> **Task item**
What lines of the data below hold "движения"? Show them.

[Dataset records]

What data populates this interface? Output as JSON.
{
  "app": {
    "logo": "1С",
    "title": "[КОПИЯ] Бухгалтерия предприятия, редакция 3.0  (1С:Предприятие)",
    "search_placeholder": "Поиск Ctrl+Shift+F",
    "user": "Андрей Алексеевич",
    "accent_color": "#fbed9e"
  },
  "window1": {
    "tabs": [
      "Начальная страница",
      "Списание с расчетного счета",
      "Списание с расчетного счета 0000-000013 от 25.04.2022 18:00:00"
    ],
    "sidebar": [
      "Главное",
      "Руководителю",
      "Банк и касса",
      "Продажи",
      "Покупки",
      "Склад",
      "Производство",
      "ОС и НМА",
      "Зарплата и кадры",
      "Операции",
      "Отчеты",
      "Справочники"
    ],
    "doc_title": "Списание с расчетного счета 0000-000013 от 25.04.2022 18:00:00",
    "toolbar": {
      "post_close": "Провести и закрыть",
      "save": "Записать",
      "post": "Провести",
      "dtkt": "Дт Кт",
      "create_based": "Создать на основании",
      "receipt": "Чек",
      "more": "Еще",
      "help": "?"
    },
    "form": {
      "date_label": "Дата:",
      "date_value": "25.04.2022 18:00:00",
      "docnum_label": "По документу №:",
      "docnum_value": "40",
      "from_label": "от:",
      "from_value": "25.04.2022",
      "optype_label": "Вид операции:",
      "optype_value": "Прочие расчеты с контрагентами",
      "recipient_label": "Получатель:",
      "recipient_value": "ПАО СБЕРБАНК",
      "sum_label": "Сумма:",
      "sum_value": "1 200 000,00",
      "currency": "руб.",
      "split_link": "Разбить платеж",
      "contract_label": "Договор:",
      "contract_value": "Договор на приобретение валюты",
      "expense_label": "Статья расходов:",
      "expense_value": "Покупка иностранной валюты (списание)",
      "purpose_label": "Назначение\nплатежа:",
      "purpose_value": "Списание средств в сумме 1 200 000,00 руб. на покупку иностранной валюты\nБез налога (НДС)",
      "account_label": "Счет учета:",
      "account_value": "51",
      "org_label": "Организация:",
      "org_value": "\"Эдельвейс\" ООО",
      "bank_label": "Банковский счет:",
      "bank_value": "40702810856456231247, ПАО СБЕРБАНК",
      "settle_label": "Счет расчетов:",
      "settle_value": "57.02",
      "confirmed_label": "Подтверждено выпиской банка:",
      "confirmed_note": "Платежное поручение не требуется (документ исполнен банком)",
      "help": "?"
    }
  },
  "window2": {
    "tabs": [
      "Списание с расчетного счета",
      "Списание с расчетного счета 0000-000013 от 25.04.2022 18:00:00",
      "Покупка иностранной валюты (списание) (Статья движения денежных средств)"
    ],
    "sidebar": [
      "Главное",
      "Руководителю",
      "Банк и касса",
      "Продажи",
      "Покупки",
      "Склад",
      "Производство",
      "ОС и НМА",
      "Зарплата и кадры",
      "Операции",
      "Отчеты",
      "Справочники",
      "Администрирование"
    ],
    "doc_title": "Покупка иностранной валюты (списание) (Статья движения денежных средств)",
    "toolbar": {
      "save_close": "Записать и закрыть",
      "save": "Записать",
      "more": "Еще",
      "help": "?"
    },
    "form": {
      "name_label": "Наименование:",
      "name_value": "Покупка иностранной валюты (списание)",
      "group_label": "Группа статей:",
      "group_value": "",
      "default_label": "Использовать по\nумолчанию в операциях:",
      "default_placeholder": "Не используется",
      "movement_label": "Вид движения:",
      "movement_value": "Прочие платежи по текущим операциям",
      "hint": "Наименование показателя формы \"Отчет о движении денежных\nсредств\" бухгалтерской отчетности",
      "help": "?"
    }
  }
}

> **Output of the task**
      "Покупка иностранной валюты (списание) (Статья движения денежных средств)"
    "doc_title": "Покупка иностранной валюты (списание) (Статья движения денежных средств)",
      "movement_label": "Вид движения:",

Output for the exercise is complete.